The directives are increasingly familiar: Eat fewer than 2,500 calories a day. Walk more than 10,000 steps. Smile more. Look at your phone less.
There are plenty of apps capable of tracking whether people hit these targets, and keeping tabs on even more intimate details of their lives. From mood monitoring to sex diaries, self-tracking has seeped into nearly everything a consumer does in a day.
It’s hard to tell whether the trend toward quantifying the self is, overall, a positive thing. True believers swear by the devices, thrilled to report on their FitBit-inspired weight loss. Online, there are testimonials to the power of the Pavlok wristband, which shocks users when they don’t meet goals they’ve set for themselves. But those who fall off the bandwagon tend to be less vocal about their experience, and it’d be easy to conclude that not counting steps every day constitutes a personal shortcoming.

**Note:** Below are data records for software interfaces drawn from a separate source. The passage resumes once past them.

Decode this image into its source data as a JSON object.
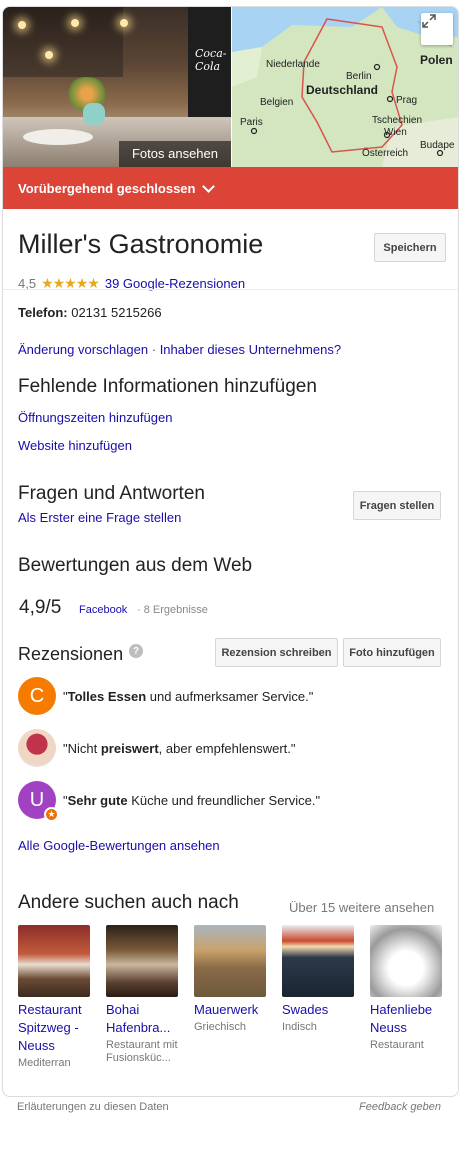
{
  "header": {
    "photos_button": "Fotos ansehen",
    "brand_sign": "Coca-Cola",
    "map_labels": {
      "niederlande": "Niederlande",
      "polen": "Polen",
      "berlin": "Berlin",
      "deutschland": "Deutschland",
      "belgien": "Belgien",
      "prag": "Prag",
      "paris": "Paris",
      "tschechien": "Tschechien",
      "wien": "Wien",
      "oesterreich": "Österreich",
      "budapest": "Budape"
    }
  },
  "status_banner": {
    "label": "Vorübergehend geschlossen",
    "color": "#db4437"
  },
  "business": {
    "name": "Miller's Gastronomie",
    "save_label": "Speichern",
    "rating": "4,5",
    "stars": "★★★★★",
    "reviews_link": "39 Google-Rezensionen",
    "phone_label": "Telefon:",
    "phone_value": "02131 5215266",
    "suggest_edit": "Änderung vorschlagen",
    "separator": "·",
    "owner_link": "Inhaber dieses Unternehmens?"
  },
  "missing_info": {
    "heading": "Fehlende Informationen hinzufügen",
    "add_hours": "Öffnungszeiten hinzufügen",
    "add_website": "Website hinzufügen"
  },
  "qa": {
    "heading": "Fragen und Antworten",
    "first_question": "Als Erster eine Frage stellen",
    "ask_button": "Fragen stellen"
  },
  "web_reviews": {
    "heading": "Bewertungen aus dem Web",
    "score": "4,9/5",
    "source": "Facebook",
    "count": "· 8 Ergebnisse"
  },
  "reviews": {
    "heading": "Rezensionen",
    "help_icon": "?",
    "write_button": "Rezension schreiben",
    "photo_button": "Foto hinzufügen",
    "items": [
      {
        "initial": "C",
        "color": "#f57c00",
        "quote_open": "\"",
        "bold": "Tolles Essen",
        "rest": " und aufmerksamer Service.\"",
        "prefix": ""
      },
      {
        "initial": "",
        "color": "#e8c4b0",
        "quote_open": "\"Nicht ",
        "bold": "preiswert",
        "rest": ", aber empfehlenswert.\"",
        "prefix": ""
      },
      {
        "initial": "U",
        "color": "#a142c2",
        "quote_open": "\"",
        "bold": "Sehr gute",
        "rest": " Küche und freundlicher Service.\"",
        "prefix": ""
      }
    ],
    "all_link": "Alle Google-Bewertungen ansehen"
  },
  "also_searched": {
    "heading": "Andere suchen auch nach",
    "more": "Über 15 weitere ansehen",
    "tiles": [
      {
        "name": "Restaurant Spitzweg - Neuss",
        "sub": "Mediterran"
      },
      {
        "name": "Bohai Hafenbra...",
        "sub": "Restaurant mit Fusionsküc..."
      },
      {
        "name": "Mauerwerk",
        "sub": "Griechisch"
      },
      {
        "name": "Swades",
        "sub": "Indisch"
      },
      {
        "name": "Hafenliebe Neuss",
        "sub": "Restaurant"
      }
    ]
  },
  "footer": {
    "explanations": "Erläuterungen zu diesen Daten",
    "feedback": "Feedback geben"
  }
}
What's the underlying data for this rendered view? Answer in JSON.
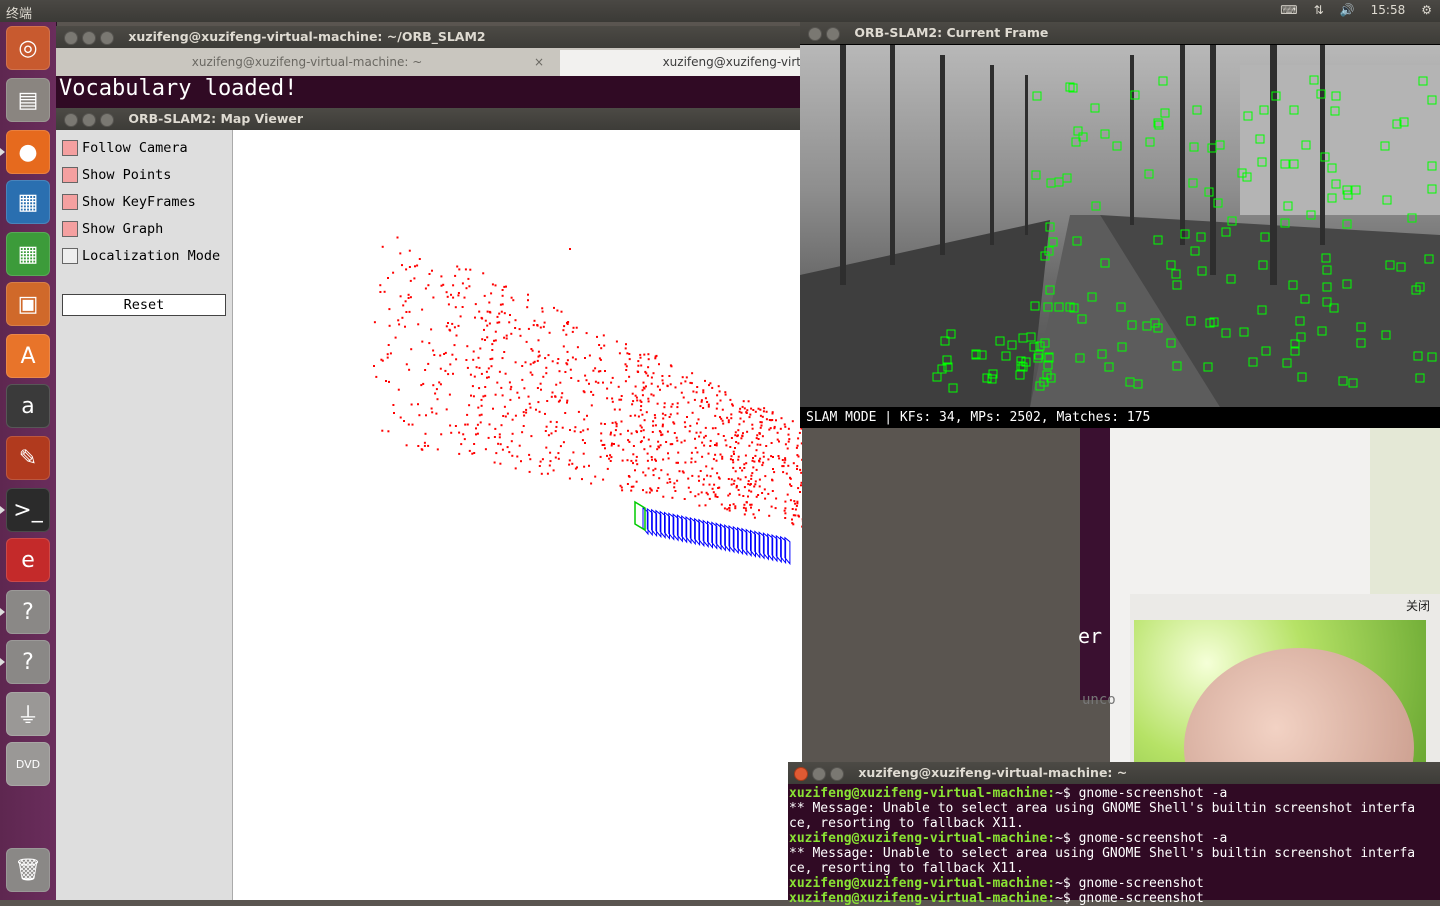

But maybe it’s not. According to a new study by Jordan Etkin, a Duke professor, self-tracking can have perverse consequences. Even though it can motivate people to do more of the activity they are tracking, they may end up enjoying it less. As Robinson Meyer has described in The Atlantic, Etkin found that research subjects who precisely tracked how far they walked on a given afternoon did indeed walk more, but reported the activity as being less enjoyable than those who did not track it. The same went for reading: “While measurement led people to read more pages, it simultaneously made reading seem more like work, which, in turn, reduced how much reading was enjoyed,” Etkin wrote.